--- WORK ORDER ---
Each of the records must appear again, exactly as it was written.

--- MATERIALS PROVIDED ---
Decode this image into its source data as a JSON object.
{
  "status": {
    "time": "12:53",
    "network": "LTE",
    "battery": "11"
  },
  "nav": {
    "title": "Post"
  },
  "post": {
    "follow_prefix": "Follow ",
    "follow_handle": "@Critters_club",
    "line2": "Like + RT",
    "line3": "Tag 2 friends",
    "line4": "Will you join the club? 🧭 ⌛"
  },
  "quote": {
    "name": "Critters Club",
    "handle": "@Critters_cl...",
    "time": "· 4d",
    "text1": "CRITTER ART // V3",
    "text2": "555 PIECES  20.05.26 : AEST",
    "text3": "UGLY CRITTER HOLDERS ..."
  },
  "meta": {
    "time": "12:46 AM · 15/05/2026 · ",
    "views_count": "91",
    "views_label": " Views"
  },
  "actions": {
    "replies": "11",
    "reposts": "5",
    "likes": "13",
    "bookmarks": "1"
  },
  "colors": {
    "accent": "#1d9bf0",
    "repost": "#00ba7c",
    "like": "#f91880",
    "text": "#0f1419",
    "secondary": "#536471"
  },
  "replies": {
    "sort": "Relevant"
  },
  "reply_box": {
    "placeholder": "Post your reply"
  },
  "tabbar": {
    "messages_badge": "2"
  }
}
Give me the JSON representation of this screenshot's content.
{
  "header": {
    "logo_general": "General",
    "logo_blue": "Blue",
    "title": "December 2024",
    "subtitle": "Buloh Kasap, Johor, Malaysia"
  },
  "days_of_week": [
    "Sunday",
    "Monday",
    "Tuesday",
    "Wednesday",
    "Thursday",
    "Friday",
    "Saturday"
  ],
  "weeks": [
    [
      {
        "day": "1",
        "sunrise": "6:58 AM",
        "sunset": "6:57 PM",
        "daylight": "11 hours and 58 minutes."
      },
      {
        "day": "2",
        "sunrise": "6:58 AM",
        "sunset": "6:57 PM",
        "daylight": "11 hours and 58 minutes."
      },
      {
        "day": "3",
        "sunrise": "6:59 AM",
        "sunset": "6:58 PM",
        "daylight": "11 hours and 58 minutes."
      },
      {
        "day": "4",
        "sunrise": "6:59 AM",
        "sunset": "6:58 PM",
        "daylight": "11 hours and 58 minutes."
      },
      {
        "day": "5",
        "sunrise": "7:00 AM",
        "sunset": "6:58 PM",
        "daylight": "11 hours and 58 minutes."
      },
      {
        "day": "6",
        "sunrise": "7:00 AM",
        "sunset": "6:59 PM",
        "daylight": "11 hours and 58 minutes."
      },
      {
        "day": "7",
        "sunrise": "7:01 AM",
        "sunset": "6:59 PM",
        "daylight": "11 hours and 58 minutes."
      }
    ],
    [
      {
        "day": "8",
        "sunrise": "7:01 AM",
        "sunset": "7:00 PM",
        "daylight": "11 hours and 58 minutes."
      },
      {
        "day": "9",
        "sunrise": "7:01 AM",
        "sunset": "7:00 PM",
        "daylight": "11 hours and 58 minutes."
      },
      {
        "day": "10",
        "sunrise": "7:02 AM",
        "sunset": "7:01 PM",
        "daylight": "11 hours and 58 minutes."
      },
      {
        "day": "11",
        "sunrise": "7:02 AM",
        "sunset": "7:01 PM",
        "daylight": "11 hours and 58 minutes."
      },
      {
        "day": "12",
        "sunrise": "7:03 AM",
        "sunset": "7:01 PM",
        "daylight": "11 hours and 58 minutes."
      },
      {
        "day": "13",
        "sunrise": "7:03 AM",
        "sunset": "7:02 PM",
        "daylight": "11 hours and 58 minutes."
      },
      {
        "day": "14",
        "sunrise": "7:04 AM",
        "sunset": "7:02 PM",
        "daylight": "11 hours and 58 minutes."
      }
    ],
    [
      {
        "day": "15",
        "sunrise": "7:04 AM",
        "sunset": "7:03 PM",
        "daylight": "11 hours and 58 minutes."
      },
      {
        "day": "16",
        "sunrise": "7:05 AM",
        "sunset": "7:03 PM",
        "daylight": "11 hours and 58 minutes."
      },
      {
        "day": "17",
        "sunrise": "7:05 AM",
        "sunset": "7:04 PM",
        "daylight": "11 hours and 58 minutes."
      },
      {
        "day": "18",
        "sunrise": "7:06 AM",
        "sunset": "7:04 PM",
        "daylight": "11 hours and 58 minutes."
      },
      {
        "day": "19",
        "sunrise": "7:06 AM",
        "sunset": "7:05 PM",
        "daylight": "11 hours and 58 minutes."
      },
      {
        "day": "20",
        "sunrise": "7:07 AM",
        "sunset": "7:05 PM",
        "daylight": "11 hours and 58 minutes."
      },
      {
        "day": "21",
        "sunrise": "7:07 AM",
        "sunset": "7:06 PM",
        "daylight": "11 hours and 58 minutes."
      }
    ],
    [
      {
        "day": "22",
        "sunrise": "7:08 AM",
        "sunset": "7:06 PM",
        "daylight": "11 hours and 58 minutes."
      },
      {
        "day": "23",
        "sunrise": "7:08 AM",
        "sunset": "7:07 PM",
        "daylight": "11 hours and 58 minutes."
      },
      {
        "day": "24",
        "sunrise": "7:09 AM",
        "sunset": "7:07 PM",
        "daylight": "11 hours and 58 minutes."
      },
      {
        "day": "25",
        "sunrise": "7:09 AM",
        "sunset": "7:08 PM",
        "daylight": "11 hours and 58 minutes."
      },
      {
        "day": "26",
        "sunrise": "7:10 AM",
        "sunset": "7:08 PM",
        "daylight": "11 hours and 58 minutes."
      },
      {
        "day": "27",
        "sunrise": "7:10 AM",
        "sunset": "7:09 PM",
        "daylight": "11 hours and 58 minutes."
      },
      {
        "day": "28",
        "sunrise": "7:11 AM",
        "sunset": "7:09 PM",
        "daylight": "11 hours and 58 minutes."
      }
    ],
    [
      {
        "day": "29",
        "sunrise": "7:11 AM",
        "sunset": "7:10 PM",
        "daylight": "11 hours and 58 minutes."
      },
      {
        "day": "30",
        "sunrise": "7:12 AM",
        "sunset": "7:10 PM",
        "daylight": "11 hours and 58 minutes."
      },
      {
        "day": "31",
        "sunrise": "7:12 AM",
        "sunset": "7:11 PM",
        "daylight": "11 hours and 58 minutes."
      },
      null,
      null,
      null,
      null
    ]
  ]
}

--- RESULT OF THE TASK ---
Decode this image into its source data as a JSON object.
{
  "status": {
    "time": "12:53",
    "network": "LTE",
    "battery": "11"
  },
  "nav": {
    "title": "Post"
  },
  "post": {
    "follow_prefix": "Follow ",
    "follow_handle": "@Critters_club",
    "line2": "Like + RT",
    "line3": "Tag 2 friends",
    "line4": "Will you join the club? 🧭 ⌛"
  },
  "quote": {
    "name": "Critters Club",
    "handle": "@Critters_cl...",
    "time": "· 4d",
    "text1": "CRITTER ART // V3",
    "text2": "555 PIECES  20.05.26 : AEST",
    "text3": "UGLY CRITTER HOLDERS ..."
  },
  "meta": {
    "time": "12:46 AM · 15/05/2026 · ",
    "views_count": "91",
    "views_label": " Views"
  },
  "actions": {
    "replies": "11",
    "reposts": "5",
    "likes": "13",
    "bookmarks": "1"
  },
  "colors": {
    "accent": "#1d9bf0",
    "repost": "#00ba7c",
    "like": "#f91880",
    "text": "#0f1419",
    "secondary": "#536471"
  },
  "replies": {
    "sort": "Relevant"
  },
  "reply_box": {
    "placeholder": "Post your reply"
  },
  "tabbar": {
    "messages_badge": "2"
  }
}
Give me the JSON representation of this screenshot's content.
{
  "header": {
    "logo_general": "General",
    "logo_blue": "Blue",
    "title": "December 2024",
    "subtitle": "Buloh Kasap, Johor, Malaysia"
  },
  "days_of_week": [
    "Sunday",
    "Monday",
    "Tuesday",
    "Wednesday",
    "Thursday",
    "Friday",
    "Saturday"
  ],
  "weeks": [
    [
      {
        "day": "1",
        "sunrise": "6:58 AM",
        "sunset": "6:57 PM",
        "daylight": "11 hours and 58 minutes."
      },
      {
        "day": "2",
        "sunrise": "6:58 AM",
        "sunset": "6:57 PM",
        "daylight": "11 hours and 58 minutes."
      },
      {
        "day": "3",
        "sunrise": "6:59 AM",
        "sunset": "6:58 PM",
        "daylight": "11 hours and 58 minutes."
      },
      {
        "day": "4",
        "sunrise": "6:59 AM",
        "sunset": "6:58 PM",
        "daylight": "11 hours and 58 minutes."
      },
      {
        "day": "5",
        "sunrise": "7:00 AM",
        "sunset": "6:58 PM",
        "daylight": "11 hours and 58 minutes."
      },
      {
        "day": "6",
        "sunrise": "7:00 AM",
        "sunset": "6:59 PM",
        "daylight": "11 hours and 58 minutes."
      },
      {
        "day": "7",
        "sunrise": "7:01 AM",
        "sunset": "6:59 PM",
        "daylight": "11 hours and 58 minutes."
      }
    ],
    [
      {
        "day": "8",
        "sunrise": "7:01 AM",
        "sunset": "7:00 PM",
        "daylight": "11 hours and 58 minutes."
      },
      {
        "day": "9",
        "sunrise": "7:01 AM",
        "sunset": "7:00 PM",
        "daylight": "11 hours and 58 minutes."
      },
      {
        "day": "10",
        "sunrise": "7:02 AM",
        "sunset": "7:01 PM",
        "daylight": "11 hours and 58 minutes."
      },
      {
        "day": "11",
        "sunrise": "7:02 AM",
        "sunset": "7:01 PM",
        "daylight": "11 hours and 58 minutes."
      },
      {
        "day": "12",
        "sunrise": "7:03 AM",
        "sunset": "7:01 PM",
        "daylight": "11 hours and 58 minutes."
      },
      {
        "day": "13",
        "sunrise": "7:03 AM",
        "sunset": "7:02 PM",
        "daylight": "11 hours and 58 minutes."
      },
      {
        "day": "14",
        "sunrise": "7:04 AM",
        "sunset": "7:02 PM",
        "daylight": "11 hours and 58 minutes."
      }
    ],
    [
      {
        "day": "15",
        "sunrise": "7:04 AM",
        "sunset": "7:03 PM",
        "daylight": "11 hours and 58 minutes."
      },
      {
        "day": "16",
        "sunrise": "7:05 AM",
        "sunset": "7:03 PM",
        "daylight": "11 hours and 58 minutes."
      },
      {
        "day": "17",
        "sunrise": "7:05 AM",
        "sunset": "7:04 PM",
        "daylight": "11 hours and 58 minutes."
      },
      {
        "day": "18",
        "sunrise": "7:06 AM",
        "sunset": "7:04 PM",
        "daylight": "11 hours and 58 minutes."
      },
      {
        "day": "19",
        "sunrise": "7:06 AM",
        "sunset": "7:05 PM",
        "daylight": "11 hours and 58 minutes."
      },
      {
        "day": "20",
        "sunrise": "7:07 AM",
        "sunset": "7:05 PM",
        "daylight": "11 hours and 58 minutes."
      },
      {
        "day": "21",
        "sunrise": "7:07 AM",
        "sunset": "7:06 PM",
        "daylight": "11 hours and 58 minutes."
      }
    ],
    [
      {
        "day": "22",
        "sunrise": "7:08 AM",
        "sunset": "7:06 PM",
        "daylight": "11 hours and 58 minutes."
      },
      {
        "day": "23",
        "sunrise": "7:08 AM",
        "sunset": "7:07 PM",
        "daylight": "11 hours and 58 minutes."
      },
      {
        "day": "24",
        "sunrise": "7:09 AM",
        "sunset": "7:07 PM",
        "daylight": "11 hours and 58 minutes."
      },
      {
        "day": "25",
        "sunrise": "7:09 AM",
        "sunset": "7:08 PM",
        "daylight": "11 hours and 58 minutes."
      },
      {
        "day": "26",
        "sunrise": "7:10 AM",
        "sunset": "7:08 PM",
        "daylight": "11 hours and 58 minutes."
      },
      {
        "day": "27",
        "sunrise": "7:10 AM",
        "sunset": "7:09 PM",
        "daylight": "11 hours and 58 minutes."
      },
      {
        "day": "28",
        "sunrise": "7:11 AM",
        "sunset": "7:09 PM",
        "daylight": "11 hours and 58 minutes."
      }
    ],
    [
      {
        "day": "29",
        "sunrise": "7:11 AM",
        "sunset": "7:10 PM",
        "daylight": "11 hours and 58 minutes."
      },
      {
        "day": "30",
        "sunrise": "7:12 AM",
        "sunset": "7:10 PM",
        "daylight": "11 hours and 58 minutes."
      },
      {
        "day": "31",
        "sunrise": "7:12 AM",
        "sunset": "7:11 PM",
        "daylight": "11 hours and 58 minutes."
      },
      null,
      null,
      null,
      null
    ]
  ]
}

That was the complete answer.